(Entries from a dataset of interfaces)
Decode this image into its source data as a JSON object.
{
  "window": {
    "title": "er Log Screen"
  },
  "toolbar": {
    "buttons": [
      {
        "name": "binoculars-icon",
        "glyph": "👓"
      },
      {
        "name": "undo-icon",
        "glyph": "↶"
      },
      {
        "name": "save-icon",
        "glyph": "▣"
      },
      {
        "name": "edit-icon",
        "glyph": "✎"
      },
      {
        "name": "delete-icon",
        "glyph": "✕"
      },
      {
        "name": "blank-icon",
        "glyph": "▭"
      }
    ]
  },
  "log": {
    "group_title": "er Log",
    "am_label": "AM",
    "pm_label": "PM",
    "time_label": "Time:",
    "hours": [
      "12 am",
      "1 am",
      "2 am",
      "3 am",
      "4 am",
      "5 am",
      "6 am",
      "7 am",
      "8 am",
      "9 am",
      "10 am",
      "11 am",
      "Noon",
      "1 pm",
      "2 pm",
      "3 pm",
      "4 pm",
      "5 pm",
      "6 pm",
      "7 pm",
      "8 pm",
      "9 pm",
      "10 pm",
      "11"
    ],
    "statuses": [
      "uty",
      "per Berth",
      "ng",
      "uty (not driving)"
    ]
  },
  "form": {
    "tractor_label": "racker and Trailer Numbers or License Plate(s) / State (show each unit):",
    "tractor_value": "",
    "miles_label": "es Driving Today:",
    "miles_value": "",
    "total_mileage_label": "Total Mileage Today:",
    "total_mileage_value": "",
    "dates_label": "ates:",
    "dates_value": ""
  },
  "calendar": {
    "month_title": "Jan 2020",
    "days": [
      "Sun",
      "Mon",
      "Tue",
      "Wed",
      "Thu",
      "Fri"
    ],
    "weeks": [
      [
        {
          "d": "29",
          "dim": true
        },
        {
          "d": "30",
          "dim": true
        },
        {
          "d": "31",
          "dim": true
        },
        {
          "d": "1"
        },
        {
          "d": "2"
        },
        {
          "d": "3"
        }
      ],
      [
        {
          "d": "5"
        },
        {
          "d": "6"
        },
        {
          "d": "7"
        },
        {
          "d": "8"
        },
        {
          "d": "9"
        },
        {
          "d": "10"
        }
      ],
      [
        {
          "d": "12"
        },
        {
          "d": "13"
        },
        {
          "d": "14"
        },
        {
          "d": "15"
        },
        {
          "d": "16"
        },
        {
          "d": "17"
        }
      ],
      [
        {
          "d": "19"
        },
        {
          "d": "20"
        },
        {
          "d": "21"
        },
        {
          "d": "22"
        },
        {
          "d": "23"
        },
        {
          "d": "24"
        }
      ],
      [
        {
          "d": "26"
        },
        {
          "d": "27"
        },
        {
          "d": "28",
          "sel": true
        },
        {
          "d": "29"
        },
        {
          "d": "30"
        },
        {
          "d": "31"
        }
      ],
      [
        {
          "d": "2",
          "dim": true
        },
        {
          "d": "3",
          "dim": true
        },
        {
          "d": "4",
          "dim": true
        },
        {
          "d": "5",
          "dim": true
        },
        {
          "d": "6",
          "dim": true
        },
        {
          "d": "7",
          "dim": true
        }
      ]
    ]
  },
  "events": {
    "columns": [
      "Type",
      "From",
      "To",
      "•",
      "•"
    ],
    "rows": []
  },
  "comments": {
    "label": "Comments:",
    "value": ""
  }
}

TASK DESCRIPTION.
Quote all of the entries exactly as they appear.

YOUR RESPONSE.
Decode this image into its source data as a JSON object.
{
  "window": {
    "title": "er Log Screen"
  },
  "toolbar": {
    "buttons": [
      {
        "name": "binoculars-icon",
        "glyph": "👓"
      },
      {
        "name": "undo-icon",
        "glyph": "↶"
      },
      {
        "name": "save-icon",
        "glyph": "▣"
      },
      {
        "name": "edit-icon",
        "glyph": "✎"
      },
      {
        "name": "delete-icon",
        "glyph": "✕"
      },
      {
        "name": "blank-icon",
        "glyph": "▭"
      }
    ]
  },
  "log": {
    "group_title": "er Log",
    "am_label": "AM",
    "pm_label": "PM",
    "time_label": "Time:",
    "hours": [
      "12 am",
      "1 am",
      "2 am",
      "3 am",
      "4 am",
      "5 am",
      "6 am",
      "7 am",
      "8 am",
      "9 am",
      "10 am",
      "11 am",
      "Noon",
      "1 pm",
      "2 pm",
      "3 pm",
      "4 pm",
      "5 pm",
      "6 pm",
      "7 pm",
      "8 pm",
      "9 pm",
      "10 pm",
      "11"
    ],
    "statuses": [
      "uty",
      "per Berth",
      "ng",
      "uty (not driving)"
    ]
  },
  "form": {
    "tractor_label": "racker and Trailer Numbers or License Plate(s) / State (show each unit):",
    "tractor_value": "",
    "miles_label": "es Driving Today:",
    "miles_value": "",
    "total_mileage_label": "Total Mileage Today:",
    "total_mileage_value": "",
    "dates_label": "ates:",
    "dates_value": ""
  },
  "calendar": {
    "month_title": "Jan 2020",
    "days": [
      "Sun",
      "Mon",
      "Tue",
      "Wed",
      "Thu",
      "Fri"
    ],
    "weeks": [
      [
        {
          "d": "29",
          "dim": true
        },
        {
          "d": "30",
          "dim": true
        },
        {
          "d": "31",
          "dim": true
        },
        {
          "d": "1"
        },
        {
          "d": "2"
        },
        {
          "d": "3"
        }
      ],
      [
        {
          "d": "5"
        },
        {
          "d": "6"
        },
        {
          "d": "7"
        },
        {
          "d": "8"
        },
        {
          "d": "9"
        },
        {
          "d": "10"
        }
      ],
      [
        {
          "d": "12"
        },
        {
          "d": "13"
        },
        {
          "d": "14"
        },
        {
          "d": "15"
        },
        {
          "d": "16"
        },
        {
          "d": "17"
        }
      ],
      [
        {
          "d": "19"
        },
        {
          "d": "20"
        },
        {
          "d": "21"
        },
        {
          "d": "22"
        },
        {
          "d": "23"
        },
        {
          "d": "24"
        }
      ],
      [
        {
          "d": "26"
        },
        {
          "d": "27"
        },
        {
          "d": "28",
          "sel": true
        },
        {
          "d": "29"
        },
        {
          "d": "30"
        },
        {
          "d": "31"
        }
      ],
      [
        {
          "d": "2",
          "dim": true
        },
        {
          "d": "3",
          "dim": true
        },
        {
          "d": "4",
          "dim": true
        },
        {
          "d": "5",
          "dim": true
        },
        {
          "d": "6",
          "dim": true
        },
        {
          "d": "7",
          "dim": true
        }
      ]
    ]
  },
  "events": {
    "columns": [
      "Type",
      "From",
      "To",
      "•",
      "•"
    ],
    "rows": []
  },
  "comments": {
    "label": "Comments:",
    "value": ""
  }
}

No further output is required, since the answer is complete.